- Washington Times: The Massachusetts health care plan "is a Frankenstein's monster of tax penalties, expanded government-insurance programs and unfunded mandates," a Times editorial states. According to the editorial, the "fault of this bill is that it really isn't 'consumer-driven' at all," but "[p]erhaps the biggest laugher here is that we're somehow supposed to be impressed with ... Romney's observation that the bill simply applies the state's auto insurance thinking to medical care." The editorial adds, "The state's auto insurance market is an overregulated nightmare. It's so bad that even Geico and Progressive don't offer plans in Massachusetts. A lizard would choke on it" (Washington Times, 4/6).
Several broadcast programs reported on the Massachusetts bill:
- ABCNews' "World News Tonight": The segment includes comments from Paul Ginsburg, president of the Center for Studying Health System Change; Romney; a Massachusetts business owner; and a Massachusetts resident with high health care costs (Weiner, "World News Tonight," ABCNews, 4/5). Video of a related segment is available online.

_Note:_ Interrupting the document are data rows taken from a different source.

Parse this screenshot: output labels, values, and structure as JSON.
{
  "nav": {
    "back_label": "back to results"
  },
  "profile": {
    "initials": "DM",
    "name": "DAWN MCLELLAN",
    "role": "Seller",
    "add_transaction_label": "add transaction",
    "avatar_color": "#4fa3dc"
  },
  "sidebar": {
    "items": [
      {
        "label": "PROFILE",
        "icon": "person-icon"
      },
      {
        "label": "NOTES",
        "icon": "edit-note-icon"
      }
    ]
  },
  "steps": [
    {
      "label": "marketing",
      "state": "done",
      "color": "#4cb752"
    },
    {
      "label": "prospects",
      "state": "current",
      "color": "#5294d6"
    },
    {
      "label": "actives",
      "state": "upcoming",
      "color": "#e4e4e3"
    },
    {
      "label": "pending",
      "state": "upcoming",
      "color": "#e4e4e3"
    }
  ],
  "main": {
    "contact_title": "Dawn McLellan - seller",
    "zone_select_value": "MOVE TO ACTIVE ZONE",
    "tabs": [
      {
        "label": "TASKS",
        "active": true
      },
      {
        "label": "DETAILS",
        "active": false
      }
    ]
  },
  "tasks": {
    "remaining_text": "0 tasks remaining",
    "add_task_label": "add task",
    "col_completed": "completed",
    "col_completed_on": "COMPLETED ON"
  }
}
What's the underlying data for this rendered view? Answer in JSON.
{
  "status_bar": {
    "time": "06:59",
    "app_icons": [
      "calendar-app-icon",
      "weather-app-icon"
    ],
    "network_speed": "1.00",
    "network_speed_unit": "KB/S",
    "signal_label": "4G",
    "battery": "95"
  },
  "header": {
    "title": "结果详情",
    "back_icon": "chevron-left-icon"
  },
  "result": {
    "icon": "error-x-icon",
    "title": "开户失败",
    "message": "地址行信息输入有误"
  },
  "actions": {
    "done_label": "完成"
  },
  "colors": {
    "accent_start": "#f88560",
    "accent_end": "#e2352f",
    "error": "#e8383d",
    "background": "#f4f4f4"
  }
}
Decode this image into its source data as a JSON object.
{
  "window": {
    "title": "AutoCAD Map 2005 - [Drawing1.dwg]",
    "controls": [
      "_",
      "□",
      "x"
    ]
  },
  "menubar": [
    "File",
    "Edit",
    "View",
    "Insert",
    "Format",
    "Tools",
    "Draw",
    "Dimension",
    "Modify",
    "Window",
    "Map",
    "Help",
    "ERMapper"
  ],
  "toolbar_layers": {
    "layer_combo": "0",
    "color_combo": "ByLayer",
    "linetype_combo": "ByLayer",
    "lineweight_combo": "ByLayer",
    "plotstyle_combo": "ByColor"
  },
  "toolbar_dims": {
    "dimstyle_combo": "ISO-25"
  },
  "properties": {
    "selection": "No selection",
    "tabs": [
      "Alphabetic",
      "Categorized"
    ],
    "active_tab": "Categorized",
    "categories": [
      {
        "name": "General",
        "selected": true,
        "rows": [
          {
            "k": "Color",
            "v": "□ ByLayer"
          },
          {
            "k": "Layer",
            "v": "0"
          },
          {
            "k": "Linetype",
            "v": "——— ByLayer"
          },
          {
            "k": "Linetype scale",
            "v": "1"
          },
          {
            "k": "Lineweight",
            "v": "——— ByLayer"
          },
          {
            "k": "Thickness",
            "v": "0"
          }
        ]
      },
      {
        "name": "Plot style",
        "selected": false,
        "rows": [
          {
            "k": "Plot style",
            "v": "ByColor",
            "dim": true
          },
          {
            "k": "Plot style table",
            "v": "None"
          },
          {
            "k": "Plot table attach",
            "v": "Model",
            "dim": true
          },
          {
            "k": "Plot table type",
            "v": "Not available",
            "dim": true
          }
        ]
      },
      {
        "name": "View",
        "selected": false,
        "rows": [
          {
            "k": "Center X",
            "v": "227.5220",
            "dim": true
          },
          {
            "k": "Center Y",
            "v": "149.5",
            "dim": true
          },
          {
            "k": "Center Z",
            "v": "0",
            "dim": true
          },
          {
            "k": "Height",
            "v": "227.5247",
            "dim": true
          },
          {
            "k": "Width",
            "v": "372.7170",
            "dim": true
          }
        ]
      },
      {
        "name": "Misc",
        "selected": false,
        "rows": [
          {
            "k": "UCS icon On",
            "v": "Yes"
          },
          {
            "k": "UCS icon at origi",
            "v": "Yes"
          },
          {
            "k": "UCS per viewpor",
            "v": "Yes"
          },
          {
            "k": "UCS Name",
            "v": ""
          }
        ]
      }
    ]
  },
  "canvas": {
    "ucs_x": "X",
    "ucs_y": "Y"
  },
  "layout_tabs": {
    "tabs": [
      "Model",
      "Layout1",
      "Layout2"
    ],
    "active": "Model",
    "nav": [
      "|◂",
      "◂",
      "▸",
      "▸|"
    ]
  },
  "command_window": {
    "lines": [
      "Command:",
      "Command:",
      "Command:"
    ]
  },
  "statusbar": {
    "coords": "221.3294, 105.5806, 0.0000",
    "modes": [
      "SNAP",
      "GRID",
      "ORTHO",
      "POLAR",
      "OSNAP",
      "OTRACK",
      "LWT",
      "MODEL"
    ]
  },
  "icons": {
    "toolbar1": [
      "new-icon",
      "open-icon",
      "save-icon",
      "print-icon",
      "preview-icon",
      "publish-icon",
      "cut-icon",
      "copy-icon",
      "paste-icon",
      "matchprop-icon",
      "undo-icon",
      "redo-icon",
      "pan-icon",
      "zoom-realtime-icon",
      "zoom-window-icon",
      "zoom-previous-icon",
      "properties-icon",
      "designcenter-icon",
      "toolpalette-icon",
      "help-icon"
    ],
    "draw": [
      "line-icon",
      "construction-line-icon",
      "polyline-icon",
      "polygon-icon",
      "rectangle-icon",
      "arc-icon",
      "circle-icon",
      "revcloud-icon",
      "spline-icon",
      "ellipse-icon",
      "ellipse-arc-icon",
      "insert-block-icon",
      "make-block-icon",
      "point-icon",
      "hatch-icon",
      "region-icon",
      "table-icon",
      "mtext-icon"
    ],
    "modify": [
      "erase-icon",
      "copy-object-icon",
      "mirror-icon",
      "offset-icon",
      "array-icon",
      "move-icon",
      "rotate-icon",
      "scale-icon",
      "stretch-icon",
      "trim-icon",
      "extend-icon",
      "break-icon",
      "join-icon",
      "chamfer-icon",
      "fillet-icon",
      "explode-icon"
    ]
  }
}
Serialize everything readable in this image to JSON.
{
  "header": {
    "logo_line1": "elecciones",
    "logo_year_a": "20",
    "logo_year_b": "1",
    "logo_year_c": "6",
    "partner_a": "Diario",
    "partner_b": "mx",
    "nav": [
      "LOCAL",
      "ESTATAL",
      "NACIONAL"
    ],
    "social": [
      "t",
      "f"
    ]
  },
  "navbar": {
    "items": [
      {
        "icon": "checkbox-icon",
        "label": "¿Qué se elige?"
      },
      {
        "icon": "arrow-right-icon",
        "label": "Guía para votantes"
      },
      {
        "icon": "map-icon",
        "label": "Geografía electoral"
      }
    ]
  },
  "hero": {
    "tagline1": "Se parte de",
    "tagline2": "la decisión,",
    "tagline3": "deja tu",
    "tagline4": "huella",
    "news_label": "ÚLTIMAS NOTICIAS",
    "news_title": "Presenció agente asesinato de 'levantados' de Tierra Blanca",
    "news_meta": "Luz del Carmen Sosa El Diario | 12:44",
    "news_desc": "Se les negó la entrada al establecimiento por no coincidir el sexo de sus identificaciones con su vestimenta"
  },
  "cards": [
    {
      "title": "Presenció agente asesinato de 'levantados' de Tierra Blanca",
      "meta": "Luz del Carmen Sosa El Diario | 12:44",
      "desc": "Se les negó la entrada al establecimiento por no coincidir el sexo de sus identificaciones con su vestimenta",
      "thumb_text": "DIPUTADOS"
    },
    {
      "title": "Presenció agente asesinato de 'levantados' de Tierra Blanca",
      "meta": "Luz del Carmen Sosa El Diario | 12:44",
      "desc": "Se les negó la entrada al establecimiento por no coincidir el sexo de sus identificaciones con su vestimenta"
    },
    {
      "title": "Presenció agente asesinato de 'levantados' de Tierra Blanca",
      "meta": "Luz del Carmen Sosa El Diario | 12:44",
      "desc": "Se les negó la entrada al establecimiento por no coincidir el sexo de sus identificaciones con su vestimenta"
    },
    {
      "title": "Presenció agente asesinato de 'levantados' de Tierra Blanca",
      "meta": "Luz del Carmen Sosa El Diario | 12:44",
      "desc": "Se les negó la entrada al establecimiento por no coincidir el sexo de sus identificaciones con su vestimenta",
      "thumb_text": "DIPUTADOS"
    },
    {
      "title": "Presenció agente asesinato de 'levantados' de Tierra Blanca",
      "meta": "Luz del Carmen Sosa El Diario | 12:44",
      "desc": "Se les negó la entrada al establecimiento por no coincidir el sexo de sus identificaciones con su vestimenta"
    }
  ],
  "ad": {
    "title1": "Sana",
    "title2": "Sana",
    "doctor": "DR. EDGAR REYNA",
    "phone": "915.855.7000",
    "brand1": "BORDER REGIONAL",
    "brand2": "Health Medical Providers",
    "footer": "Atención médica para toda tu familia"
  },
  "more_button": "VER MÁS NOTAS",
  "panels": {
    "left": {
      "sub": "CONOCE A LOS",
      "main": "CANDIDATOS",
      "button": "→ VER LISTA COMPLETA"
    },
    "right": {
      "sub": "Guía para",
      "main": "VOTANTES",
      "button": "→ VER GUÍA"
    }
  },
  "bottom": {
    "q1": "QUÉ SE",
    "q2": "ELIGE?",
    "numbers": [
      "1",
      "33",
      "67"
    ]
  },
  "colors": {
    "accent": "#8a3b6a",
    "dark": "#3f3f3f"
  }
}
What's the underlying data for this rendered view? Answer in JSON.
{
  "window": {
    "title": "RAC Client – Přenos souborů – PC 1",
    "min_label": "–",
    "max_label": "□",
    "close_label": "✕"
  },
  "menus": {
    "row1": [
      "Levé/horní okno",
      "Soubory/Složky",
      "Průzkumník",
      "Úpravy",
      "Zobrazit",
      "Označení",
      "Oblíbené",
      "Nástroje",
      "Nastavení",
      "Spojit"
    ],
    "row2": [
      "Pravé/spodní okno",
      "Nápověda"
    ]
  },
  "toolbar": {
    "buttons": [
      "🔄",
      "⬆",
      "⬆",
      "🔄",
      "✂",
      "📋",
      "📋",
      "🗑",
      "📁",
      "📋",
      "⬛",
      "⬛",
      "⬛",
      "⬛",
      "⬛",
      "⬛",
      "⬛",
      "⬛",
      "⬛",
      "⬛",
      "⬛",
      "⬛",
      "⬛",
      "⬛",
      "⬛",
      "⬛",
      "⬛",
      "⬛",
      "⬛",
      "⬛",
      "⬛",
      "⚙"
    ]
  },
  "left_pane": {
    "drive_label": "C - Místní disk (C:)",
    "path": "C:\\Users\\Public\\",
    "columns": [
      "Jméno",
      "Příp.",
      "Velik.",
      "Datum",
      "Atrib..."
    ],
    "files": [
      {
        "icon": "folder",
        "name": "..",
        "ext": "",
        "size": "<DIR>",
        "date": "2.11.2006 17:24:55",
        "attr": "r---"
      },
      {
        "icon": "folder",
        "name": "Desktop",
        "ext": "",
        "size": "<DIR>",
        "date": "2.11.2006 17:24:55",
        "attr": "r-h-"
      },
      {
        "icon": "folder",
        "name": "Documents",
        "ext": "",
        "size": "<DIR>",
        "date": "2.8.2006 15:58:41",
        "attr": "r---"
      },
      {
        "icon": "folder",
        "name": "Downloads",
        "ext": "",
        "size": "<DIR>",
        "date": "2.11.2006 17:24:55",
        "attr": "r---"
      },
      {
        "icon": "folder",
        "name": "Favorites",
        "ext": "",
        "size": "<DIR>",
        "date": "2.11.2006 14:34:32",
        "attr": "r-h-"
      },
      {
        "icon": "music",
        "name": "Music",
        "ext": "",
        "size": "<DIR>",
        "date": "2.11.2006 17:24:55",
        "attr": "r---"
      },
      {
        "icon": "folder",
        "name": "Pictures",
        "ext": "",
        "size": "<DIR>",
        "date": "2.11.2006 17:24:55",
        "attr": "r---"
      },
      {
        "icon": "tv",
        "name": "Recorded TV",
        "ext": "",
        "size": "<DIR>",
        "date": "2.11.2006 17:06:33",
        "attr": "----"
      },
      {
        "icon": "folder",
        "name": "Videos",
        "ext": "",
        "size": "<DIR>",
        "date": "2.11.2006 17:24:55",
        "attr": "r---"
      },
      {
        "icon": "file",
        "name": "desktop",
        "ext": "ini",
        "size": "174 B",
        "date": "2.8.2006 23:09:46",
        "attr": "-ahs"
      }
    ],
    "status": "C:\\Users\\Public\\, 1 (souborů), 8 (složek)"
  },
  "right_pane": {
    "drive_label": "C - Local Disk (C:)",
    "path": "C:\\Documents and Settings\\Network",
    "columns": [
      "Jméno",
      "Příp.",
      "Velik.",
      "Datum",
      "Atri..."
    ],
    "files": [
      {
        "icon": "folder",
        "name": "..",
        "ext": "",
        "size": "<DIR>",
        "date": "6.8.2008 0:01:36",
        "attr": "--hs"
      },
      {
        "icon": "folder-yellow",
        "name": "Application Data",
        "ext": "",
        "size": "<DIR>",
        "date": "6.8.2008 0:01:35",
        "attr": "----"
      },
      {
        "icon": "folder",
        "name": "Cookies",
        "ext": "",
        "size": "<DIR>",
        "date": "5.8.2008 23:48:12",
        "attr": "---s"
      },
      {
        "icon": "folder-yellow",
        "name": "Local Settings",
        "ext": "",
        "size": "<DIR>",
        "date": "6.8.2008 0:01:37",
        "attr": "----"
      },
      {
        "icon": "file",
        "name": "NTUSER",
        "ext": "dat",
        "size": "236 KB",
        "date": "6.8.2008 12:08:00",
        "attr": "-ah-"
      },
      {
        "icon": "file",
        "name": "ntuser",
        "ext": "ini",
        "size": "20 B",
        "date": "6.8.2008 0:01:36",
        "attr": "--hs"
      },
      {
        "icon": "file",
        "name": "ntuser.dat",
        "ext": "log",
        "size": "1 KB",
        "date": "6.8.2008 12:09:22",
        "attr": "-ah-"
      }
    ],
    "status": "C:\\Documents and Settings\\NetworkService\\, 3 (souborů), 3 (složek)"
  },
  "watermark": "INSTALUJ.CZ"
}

- APM's "Marketplace": The segment includes comments from Stuart Altman, health economist and professor of national health policy at the Brandeis University Heller School for Social Policy and Management; Richard Cauchi, health program director at the National Conference of State Legislatures; and Uwe Reinhardt, a professor of political economy Princeton University (Palmer, "Marketplace," APM, 4/5). The complete segment is available online in RealPlayer.
- CBS' "Evening News": The segment includes comments from Altman and Romney (Regan, "Evening News," CBS, 4/5). The complete segment is available online in RealPlayer.
- NBC's "Nightly News": The segment includes comments from Ginsburg; Reinhardt; Romney; and an uninsured U.S. resident (Taibbi, "Nightly News," NBC, 4/5). The complete segment is available online in Windows Media.
- PBS' "NewsHour with Jim Lehrer": Susan Dentzer, health correspondent for the NewsHour, reports on the bill (Dentzer, "NewsHour with Jim Lehrer," PBS, 4/5). The complete transcript is available online. The complete segment is available online in RealPlayer.
- WAMU's "The Diane Rehm Show": The first hour of the NPR-syndicated show on Thursday is scheduled to include a discussion of the bill. Guests on the program are scheduled to include Ron Pollack, executive director of Families USA, and Bill Vernon, Massachusetts state director for the National Federation of Independent Business (Rehm, "The Diane Rehm Show," WAMU, 4/6). The complete segment will be available online in RealPlayer and Windows Media after the broadcast.